In operation, the high dielectric-constant resonators 23 attract the signal energy toward the center of the structure and thus concentrate and intensify the signal power impinging on the ferrite spheres 27 which act to limit any power that exceeds the desired threshold. The DC magnetic field established by magnets 31 and 33 acts to bias the ferrite material to a subsidiary resonance state.
FIGS. 5 and 6 depict another embodiment of the invention in which a slab of ferrite material 51 is positioned within a recess 52 formed in one side of waveguide 53. FIG. 6 is a cross-sectional view of FIG. 5 along section lines 6--6. In all other respects, the operation of this alternate embodiment is similar to the embodiment shown in FIGS. 2-4 and previously described. Again, the exact location of the ferrite slab is not critical.

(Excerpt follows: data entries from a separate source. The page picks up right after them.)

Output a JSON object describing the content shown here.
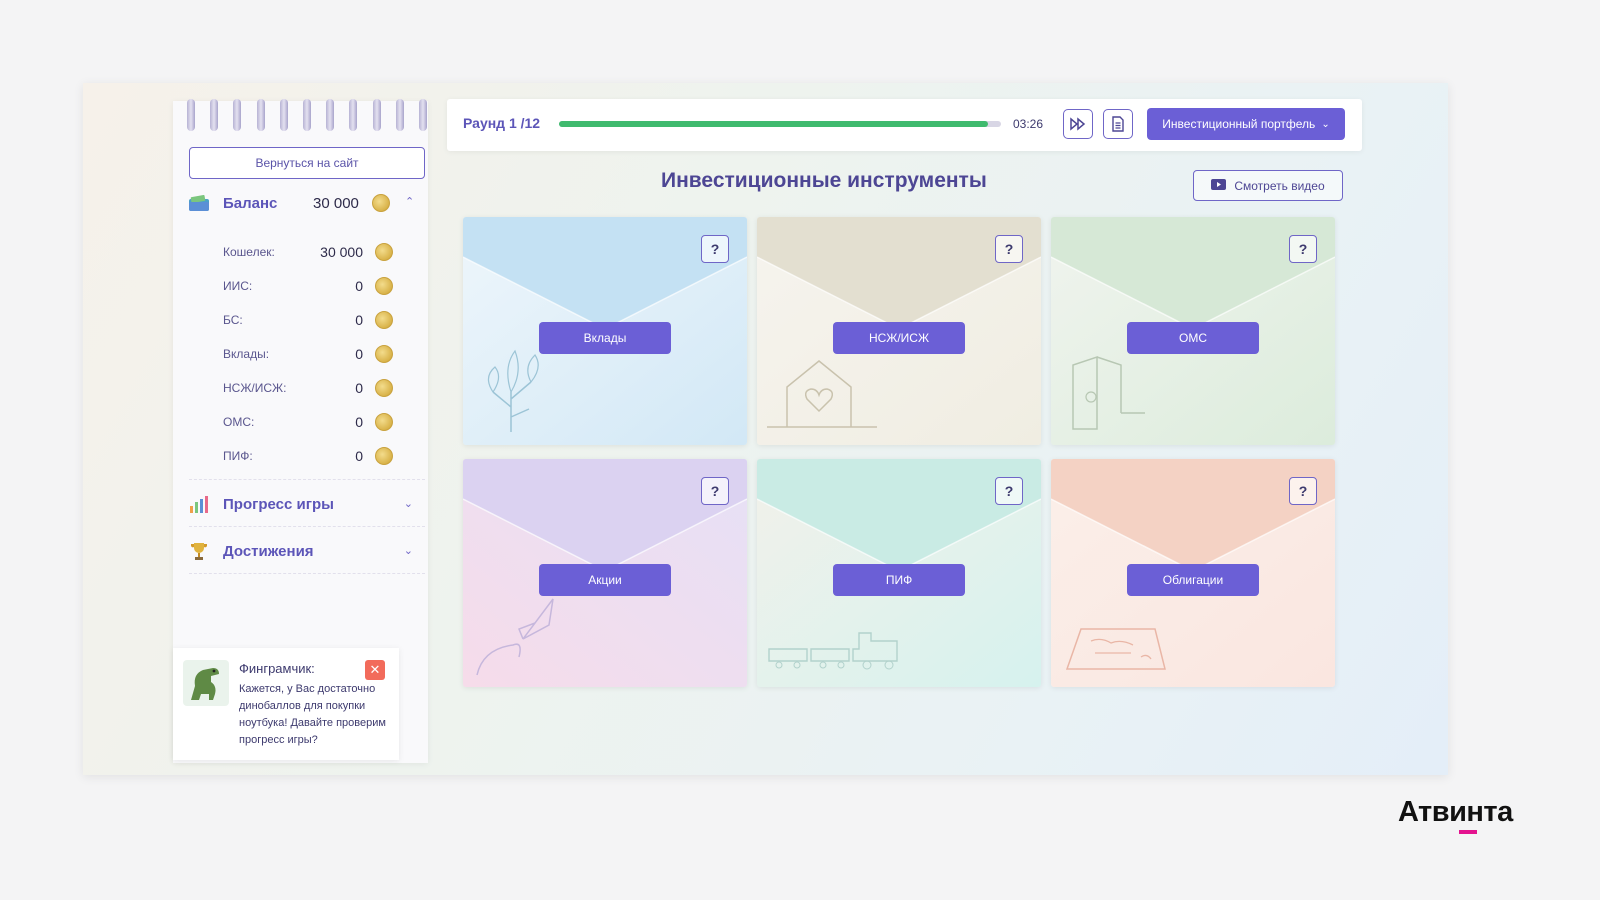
{
  "sidebar": {
    "back_label": "Вернуться на сайт",
    "balance": {
      "title": "Баланс",
      "value": "30 000"
    },
    "rows": [
      {
        "label": "Кошелек:",
        "value": "30 000"
      },
      {
        "label": "ИИС:",
        "value": "0"
      },
      {
        "label": "БС:",
        "value": "0"
      },
      {
        "label": "Вклады:",
        "value": "0"
      },
      {
        "label": "НСЖ/ИСЖ:",
        "value": "0"
      },
      {
        "label": "ОМС:",
        "value": "0"
      },
      {
        "label": "ПИФ:",
        "value": "0"
      }
    ],
    "progress_title": "Прогресс игры",
    "achievements_title": "Достижения"
  },
  "fingram": {
    "title": "Финграмчик:",
    "text": "Кажется, у Вас достаточно динобаллов для покупки ноутбука! Давайте проверим прогресс игры?",
    "close": "✕"
  },
  "topbar": {
    "round": "Раунд 1 /12",
    "progress_fraction": 0.97,
    "timer": "03:26",
    "portfolio_label": "Инвестиционный портфель"
  },
  "main": {
    "title": "Инвестиционные инструменты",
    "video_label": "Смотреть видео",
    "cards": [
      {
        "label": "Вклады",
        "q": "?",
        "color": "#bfdff2",
        "icon": "tree-icon"
      },
      {
        "label": "НСЖ/ИСЖ",
        "q": "?",
        "color": "#e5e1d2",
        "icon": "house-heart-icon"
      },
      {
        "label": "ОМС",
        "q": "?",
        "color": "#d8ead8",
        "icon": "door-icon"
      },
      {
        "label": "Акции",
        "q": "?",
        "color": "#dcd4f2",
        "icon": "rocket-icon"
      },
      {
        "label": "ПИФ",
        "q": "?",
        "color": "#c6ece6",
        "icon": "train-icon"
      },
      {
        "label": "Облигации",
        "q": "?",
        "color": "#f6d6c8",
        "icon": "document-icon"
      }
    ]
  },
  "brand": {
    "logo": "Атвинта"
  },
  "colors": {
    "accent": "#6b5fd6",
    "progress": "#3fba6e",
    "close": "#f26b5b"
  }
}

It could, for example, be positioned along the longitudinal axis of the waveguide.
A person skilled in the art can make various changes and substitutions to the layout of parts shown without departing from the spirit and the scope of the invention.

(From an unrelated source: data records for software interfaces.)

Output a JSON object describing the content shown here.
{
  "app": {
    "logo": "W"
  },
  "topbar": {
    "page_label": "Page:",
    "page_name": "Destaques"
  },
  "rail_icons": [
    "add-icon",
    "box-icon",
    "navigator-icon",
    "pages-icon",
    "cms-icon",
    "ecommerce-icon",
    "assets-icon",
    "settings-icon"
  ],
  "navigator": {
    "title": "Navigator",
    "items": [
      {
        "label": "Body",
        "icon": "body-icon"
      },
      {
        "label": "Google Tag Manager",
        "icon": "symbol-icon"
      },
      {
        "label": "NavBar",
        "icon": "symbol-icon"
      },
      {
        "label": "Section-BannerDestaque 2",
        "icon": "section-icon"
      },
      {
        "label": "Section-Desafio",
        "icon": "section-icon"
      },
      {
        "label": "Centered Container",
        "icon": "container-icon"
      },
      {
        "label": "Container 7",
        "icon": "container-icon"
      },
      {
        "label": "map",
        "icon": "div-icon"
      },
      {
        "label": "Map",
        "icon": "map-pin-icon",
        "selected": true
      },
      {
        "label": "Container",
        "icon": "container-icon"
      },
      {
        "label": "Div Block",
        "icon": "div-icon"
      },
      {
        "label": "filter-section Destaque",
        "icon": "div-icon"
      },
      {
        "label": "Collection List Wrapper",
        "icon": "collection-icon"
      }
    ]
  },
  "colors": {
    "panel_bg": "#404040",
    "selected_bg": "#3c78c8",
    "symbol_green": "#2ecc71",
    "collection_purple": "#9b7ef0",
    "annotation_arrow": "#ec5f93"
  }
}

|Cited Patent||Filing date||Publication date||Applicant||Title|
|US3131366 *||Sep 24, 1962||Apr 28, 1964||Dixon Jr Samuel||Gyromagnetic waveguide power limiter having easy axis of ferroxplanar material aligned with magnetic biasing field|
|US3500256 *||Feb 19, 1968||Mar 10, 1970||Carter Philip S||Power limiter comprising a chain of ferrite-filled dielectric resonators|
|US3986153 *||Nov 17, 1975||Oct 12, 1976||Hughes Aircraft Company||Active millimeter-wave integrated circuit|
|US4016506 *||Dec 24, 1975||Apr 5, 1977||Honeywell Inc.||Dielectric waveguide oscillator|
|US4027256 *||Jul 9, 1976||May 31, 1977||The United States Of America As Represented By The Secretary Of The Army||Low level broadband limiter having ferrite rod extending through dielectric resonators|
|US4044357 *||Dec 4, 1975||Aug 23, 1977||Westinghouse Electric Corporation||FM/CW radar including a novel receiver protector of general utility|
|Citing Patent||Filing date||Publication date||Applicant||Title|
|US4511865 *||Feb 21, 1984||Apr 16, 1985||The United States Of America As Represented By The Secretary Of The Army||Millimeter wave signal limiter having ferrite loaded slots in ground plane of image guide|
|US4545073 *||Feb 21, 1984||Oct 1, 1985||The United States Of America As Represented By The Secretary Of The Army||Millimeter wave image guide band reject filter and mixer circuit using the same|
|US5784021 *||Jan 25, 1996||Jul 21, 1998||Cobra Electronics Corporation||Noiseless radar detector|
|U.S. Classification||333/17.2, 455/325, 333/219.2|
|Dec 18, 1980||AS||Assignment|
Owner name: UNITED STATES OF AMERICA AS REPRESENTED BY THE SEC
Free format text: ASSIGNMENT OF ASSIGNORS INTEREST;ASSIGNORS:DIXON SAMUEL;JACOBS HAROLD;REEL/FRAME:003814/0766
Effective date: 19800519